By some estimates, according to Stanford University in a news release this week announcing the development of AquaCharge, Los Angeles County’s spreading basins on average percolate only 12 percent of their theoretical annual capacity.
|Stanford engineers develop planning tool for replenishing aquifers|
Environmental Engineers have been exploring, devising and developing tools and gears in various projects to somehow save the main source of life on earth i.e. water. Recently two environmental engineers from Stanford University have developed a hybrid system combining both the strategies of saving the stormwater runoff and at the same time recycling treated wastewater.
This integrated system can collect stromwater runoff and can replenish the over-tapped underground aquifers keeping in view of the alarming situation of water shortages that may happen in 2024 at around 40 states of the United State of America.
AquaCharge was recognized with one of three major awards, as well as the “Most Efficient” award within the Green/Sustainable Engineering category and the “Best Value” award in the Resiliency category.
Inspired by water reuse leaders like Orange County in Southern California, Jonathan Bradshaw, a graduate student in civil and environmental engineering at Stanford, and Richard Luthy, a professor of civil and environmental engineering at the university in Northern California, have worked out the hybrid approach and the planning tool, known as AquaCharge.
AquaCharge is based on Bradshaw’s PhD research and was supported by ReNUWIt.
Utilities to collect stormwater are designed to channel rainfall during the wet season into “spreading basins,” which are essentially leaky ponds that are porous enough for water to percolate back down to an aquifer. Although the approach is effective, engineers typically design the basins to be big enough to capture large volumes of water, and they remain largely idle through the dry months.
Wastewater recycling poses different challenges. Some utilities treat wastewater to the point that it can be used safely for agricultural irrigation or certain industrial purposes, such as circulating through the cooling towers of a power plant. Such uses reduce the burden on aquifers or other water sources.

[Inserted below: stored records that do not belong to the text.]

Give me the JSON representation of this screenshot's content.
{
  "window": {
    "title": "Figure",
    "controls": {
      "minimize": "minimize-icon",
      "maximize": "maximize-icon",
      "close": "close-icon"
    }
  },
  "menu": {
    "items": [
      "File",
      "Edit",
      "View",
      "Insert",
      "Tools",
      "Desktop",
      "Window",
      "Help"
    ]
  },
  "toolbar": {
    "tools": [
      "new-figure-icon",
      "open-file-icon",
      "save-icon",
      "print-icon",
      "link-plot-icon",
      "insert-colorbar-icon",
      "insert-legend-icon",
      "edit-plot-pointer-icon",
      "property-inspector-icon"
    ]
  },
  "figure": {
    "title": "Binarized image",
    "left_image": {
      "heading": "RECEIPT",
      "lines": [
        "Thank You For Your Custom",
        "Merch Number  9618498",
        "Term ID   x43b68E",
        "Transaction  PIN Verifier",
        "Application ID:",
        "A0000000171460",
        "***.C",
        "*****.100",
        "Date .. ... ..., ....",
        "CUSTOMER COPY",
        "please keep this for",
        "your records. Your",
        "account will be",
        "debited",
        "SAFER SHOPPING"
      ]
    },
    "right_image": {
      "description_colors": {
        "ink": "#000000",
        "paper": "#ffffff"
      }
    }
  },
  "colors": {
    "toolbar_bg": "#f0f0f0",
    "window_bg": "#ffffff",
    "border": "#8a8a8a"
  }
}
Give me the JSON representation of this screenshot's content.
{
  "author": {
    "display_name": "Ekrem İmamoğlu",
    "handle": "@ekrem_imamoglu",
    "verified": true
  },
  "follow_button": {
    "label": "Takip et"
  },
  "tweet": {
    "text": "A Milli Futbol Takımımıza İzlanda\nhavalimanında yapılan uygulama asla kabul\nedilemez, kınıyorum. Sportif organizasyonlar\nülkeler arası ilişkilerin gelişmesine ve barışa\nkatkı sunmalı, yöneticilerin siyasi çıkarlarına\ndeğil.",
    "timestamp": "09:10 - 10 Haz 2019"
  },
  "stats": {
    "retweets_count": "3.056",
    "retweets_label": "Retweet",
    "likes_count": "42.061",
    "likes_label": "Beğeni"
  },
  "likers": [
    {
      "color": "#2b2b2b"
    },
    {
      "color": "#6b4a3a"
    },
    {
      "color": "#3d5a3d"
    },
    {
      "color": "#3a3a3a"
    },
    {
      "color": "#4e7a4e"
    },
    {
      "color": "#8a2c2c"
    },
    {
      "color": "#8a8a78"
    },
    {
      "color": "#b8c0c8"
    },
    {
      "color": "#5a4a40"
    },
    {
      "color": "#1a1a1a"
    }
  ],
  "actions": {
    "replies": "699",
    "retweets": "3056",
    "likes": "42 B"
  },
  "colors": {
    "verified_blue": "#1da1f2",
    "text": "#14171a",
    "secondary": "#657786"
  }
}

However, regulations require that this recycled water be conveyed in a pipeline separate from drinking water pipes.
Although many utilities have a large potential to produce recycled water, the high cost of such separate piping systems means that only a small fraction of this potential gets developed. So, most treated wastewater flows back into the sea, or into rivers and streams.